My most productive time of day is first thing in the morning, and the earlier I can get started, the better. I wrote my first novel between 5:30 and 8:30 am, before I went to work. I was a little more relaxed about the schedule for my second, sometimes writing in the afternoons when I had time. Then I had a baby. Needless to say, I now write whenever the hell I can! I almost always work in my little alcove office off our bedroom. I have a secondhand table that came from a school--it still has petrified gum stuck to the bottom.
What are your dreams for the future?
Most of my dreams involve things I look forward to doing with my daughter, who is just ten months old. I can't wait to swim in Lake Michigan together. When I was pregnant I bought this beautiful illustrated edition of The Secret Garden. I can't wait to read that with her. When she's big enough to enjoy them, I look forward to going to the museums and out for her first grown-up lunch, to riding the train, going to the movies. Every fun "first" is ahead of her.
What have been the best books you've read lately?
|Kelly's debut book- on my TBR list!|
Three random facts about you?
I am from a huge family that includes about seventy first cousins, and endless stories.
If I could live anywhere, it would be northern Michigan.
I moved eight times in nine years before settling in Chicago, and I never want to move again!
What is your advice for aspiring authors?Read, read, read, read.
Thank you, Kelly! Thank you to everyone for stopping by A Story Club today. Questions for readers: Do you have a favorite period in history? Or what do you like about mail-order bride stories? The author is generously giving away a signed copy of In Need of a Good Wife. It could be you! (Winner drawn randomly on 1/19. US only).
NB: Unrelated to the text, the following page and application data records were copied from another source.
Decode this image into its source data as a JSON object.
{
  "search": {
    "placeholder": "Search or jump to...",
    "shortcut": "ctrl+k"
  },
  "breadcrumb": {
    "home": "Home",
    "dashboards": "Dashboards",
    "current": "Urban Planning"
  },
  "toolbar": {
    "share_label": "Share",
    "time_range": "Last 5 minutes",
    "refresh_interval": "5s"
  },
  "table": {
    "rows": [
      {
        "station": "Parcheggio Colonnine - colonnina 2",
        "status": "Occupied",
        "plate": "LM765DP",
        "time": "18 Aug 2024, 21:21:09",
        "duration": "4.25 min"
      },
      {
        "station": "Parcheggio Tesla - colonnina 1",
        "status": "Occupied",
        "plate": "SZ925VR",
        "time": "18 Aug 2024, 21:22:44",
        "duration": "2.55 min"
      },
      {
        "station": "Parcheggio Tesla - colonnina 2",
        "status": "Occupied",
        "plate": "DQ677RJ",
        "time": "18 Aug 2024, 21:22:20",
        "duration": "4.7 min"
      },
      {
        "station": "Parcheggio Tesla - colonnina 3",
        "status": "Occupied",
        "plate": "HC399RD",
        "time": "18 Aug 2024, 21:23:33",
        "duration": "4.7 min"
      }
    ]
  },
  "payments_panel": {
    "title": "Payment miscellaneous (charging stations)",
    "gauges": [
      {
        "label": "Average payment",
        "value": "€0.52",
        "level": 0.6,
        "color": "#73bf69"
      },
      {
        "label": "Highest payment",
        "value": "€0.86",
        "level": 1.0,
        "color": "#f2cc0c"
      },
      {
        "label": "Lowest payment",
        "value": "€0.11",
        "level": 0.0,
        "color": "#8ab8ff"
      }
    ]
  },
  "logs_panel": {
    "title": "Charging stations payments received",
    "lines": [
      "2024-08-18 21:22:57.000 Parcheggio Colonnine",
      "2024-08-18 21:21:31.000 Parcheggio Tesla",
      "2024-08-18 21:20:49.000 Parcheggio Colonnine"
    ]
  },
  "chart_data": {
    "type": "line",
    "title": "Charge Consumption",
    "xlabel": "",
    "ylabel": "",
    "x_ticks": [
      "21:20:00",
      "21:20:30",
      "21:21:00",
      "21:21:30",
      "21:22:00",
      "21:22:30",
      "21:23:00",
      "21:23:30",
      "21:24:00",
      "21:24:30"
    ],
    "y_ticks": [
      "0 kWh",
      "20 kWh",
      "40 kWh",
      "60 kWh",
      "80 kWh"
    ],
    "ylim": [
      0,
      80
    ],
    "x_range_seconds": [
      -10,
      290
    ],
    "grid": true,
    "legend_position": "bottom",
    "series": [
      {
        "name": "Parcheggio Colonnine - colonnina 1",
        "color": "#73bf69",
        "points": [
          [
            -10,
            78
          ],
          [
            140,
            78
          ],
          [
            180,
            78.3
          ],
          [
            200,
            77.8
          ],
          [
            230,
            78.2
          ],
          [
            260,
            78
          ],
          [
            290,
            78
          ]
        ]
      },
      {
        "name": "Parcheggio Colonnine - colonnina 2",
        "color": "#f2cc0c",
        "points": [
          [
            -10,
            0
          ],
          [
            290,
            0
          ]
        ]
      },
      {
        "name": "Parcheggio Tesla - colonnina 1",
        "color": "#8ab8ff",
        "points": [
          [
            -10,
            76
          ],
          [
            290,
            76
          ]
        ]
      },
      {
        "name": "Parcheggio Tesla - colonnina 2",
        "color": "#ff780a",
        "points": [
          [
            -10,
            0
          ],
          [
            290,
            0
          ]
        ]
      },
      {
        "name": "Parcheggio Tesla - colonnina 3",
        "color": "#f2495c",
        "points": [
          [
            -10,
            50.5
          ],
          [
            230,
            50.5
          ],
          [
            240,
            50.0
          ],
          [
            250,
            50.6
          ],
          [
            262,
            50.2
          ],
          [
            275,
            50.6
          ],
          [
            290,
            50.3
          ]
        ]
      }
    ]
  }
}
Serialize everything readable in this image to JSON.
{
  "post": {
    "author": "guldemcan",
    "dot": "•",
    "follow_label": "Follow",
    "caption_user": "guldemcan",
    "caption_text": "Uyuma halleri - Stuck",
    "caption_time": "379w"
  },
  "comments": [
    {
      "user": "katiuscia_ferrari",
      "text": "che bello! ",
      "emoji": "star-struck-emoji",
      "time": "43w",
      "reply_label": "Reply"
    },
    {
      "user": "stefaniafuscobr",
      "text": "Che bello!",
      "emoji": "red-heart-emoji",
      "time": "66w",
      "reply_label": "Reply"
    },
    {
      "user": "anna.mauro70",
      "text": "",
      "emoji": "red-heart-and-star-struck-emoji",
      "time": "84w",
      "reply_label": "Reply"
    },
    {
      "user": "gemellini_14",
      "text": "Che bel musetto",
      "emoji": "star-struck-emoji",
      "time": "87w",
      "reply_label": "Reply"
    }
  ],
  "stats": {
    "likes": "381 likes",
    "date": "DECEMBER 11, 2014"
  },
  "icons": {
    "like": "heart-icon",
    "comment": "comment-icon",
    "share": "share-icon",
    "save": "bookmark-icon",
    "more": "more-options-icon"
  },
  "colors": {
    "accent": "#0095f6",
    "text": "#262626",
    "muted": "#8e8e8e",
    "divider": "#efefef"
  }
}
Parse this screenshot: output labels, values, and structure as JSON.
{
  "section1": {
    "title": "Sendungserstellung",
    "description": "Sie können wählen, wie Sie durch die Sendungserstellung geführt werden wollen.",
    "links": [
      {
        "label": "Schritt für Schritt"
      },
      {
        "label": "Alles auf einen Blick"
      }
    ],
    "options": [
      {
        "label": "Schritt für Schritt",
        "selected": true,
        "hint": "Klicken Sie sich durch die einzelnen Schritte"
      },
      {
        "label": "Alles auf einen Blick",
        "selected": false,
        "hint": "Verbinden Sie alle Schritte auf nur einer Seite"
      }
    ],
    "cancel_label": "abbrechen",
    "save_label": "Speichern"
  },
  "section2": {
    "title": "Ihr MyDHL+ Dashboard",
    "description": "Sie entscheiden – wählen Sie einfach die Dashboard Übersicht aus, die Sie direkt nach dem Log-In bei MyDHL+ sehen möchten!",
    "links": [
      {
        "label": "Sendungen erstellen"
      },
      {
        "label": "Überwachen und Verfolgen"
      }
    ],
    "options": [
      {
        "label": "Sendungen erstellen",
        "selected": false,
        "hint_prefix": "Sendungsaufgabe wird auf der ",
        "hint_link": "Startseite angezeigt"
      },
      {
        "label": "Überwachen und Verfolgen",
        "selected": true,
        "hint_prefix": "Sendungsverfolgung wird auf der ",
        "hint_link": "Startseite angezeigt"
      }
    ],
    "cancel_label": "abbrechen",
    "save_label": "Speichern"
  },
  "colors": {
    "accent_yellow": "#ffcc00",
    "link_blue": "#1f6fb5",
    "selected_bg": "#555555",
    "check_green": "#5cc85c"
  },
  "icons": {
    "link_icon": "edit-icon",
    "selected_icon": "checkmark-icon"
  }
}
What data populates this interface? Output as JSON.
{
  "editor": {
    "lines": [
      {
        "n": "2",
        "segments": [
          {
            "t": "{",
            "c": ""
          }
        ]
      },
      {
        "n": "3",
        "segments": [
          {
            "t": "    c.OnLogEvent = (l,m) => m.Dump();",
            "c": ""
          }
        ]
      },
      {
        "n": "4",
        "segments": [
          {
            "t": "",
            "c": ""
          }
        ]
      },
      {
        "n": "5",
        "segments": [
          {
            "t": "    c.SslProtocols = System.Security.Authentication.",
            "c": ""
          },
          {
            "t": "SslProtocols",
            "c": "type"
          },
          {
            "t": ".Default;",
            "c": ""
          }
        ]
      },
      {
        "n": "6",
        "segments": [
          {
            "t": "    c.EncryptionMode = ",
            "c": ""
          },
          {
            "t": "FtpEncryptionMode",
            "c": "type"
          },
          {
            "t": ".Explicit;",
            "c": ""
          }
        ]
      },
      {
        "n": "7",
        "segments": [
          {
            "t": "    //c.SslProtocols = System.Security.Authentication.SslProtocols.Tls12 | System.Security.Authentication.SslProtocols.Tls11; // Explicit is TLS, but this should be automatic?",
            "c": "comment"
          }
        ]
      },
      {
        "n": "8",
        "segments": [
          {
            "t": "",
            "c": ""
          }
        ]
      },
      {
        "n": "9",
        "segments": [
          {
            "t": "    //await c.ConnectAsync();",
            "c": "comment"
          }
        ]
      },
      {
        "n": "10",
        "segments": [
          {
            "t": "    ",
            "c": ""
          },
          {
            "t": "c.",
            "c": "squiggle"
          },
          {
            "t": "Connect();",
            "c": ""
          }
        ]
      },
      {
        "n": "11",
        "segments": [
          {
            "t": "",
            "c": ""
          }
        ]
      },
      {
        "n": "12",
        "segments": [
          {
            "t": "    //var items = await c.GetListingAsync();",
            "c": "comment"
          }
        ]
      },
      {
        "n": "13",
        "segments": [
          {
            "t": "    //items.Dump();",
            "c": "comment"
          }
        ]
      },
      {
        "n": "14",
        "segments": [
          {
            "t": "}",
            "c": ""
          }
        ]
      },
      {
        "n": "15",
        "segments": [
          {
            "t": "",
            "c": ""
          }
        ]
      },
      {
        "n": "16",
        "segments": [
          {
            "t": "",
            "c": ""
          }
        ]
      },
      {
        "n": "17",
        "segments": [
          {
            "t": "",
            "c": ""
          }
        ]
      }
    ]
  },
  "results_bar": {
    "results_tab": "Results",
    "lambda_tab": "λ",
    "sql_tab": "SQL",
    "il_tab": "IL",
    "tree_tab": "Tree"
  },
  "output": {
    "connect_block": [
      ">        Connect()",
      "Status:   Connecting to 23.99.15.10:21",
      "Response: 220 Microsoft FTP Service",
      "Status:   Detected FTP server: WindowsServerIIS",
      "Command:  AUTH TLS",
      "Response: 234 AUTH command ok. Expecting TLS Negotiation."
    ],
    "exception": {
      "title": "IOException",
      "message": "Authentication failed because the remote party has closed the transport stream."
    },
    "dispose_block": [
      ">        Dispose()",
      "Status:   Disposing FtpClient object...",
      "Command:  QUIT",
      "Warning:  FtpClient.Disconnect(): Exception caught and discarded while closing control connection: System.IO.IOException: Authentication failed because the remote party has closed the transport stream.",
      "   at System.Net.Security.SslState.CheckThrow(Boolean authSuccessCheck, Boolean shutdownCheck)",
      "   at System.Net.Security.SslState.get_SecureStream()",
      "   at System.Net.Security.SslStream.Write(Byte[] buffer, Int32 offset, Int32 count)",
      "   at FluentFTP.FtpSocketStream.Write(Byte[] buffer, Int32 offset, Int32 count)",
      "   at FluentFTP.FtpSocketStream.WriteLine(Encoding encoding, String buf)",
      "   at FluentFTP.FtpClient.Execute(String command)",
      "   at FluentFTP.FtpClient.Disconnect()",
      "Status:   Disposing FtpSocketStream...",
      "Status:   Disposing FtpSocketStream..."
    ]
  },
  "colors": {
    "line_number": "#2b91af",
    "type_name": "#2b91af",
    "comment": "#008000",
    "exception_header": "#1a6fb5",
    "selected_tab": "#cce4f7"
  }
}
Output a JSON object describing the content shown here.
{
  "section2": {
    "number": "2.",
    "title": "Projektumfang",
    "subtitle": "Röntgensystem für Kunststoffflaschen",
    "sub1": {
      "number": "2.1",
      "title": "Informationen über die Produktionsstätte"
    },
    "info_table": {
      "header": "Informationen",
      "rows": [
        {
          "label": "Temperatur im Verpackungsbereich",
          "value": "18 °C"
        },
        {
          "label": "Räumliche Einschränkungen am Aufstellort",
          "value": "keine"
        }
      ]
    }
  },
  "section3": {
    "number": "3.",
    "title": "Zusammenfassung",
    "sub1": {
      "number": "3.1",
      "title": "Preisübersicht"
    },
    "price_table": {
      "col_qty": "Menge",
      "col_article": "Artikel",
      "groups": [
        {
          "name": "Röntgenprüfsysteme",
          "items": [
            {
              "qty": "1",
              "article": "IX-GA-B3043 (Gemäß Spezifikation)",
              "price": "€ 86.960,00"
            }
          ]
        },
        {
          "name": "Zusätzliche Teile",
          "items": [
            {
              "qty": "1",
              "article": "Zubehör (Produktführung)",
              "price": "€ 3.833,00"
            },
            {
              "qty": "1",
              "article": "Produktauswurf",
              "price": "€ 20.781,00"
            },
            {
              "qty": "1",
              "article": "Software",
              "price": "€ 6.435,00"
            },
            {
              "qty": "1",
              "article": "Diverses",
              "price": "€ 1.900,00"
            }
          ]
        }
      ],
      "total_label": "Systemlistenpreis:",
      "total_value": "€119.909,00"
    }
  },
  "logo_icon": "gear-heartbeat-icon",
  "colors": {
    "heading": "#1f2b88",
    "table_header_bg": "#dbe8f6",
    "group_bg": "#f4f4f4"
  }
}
The winner is Hallie! Thank you to everyone who took time to read this interview, and to those who commented.
Go visit Kelly and become a fan!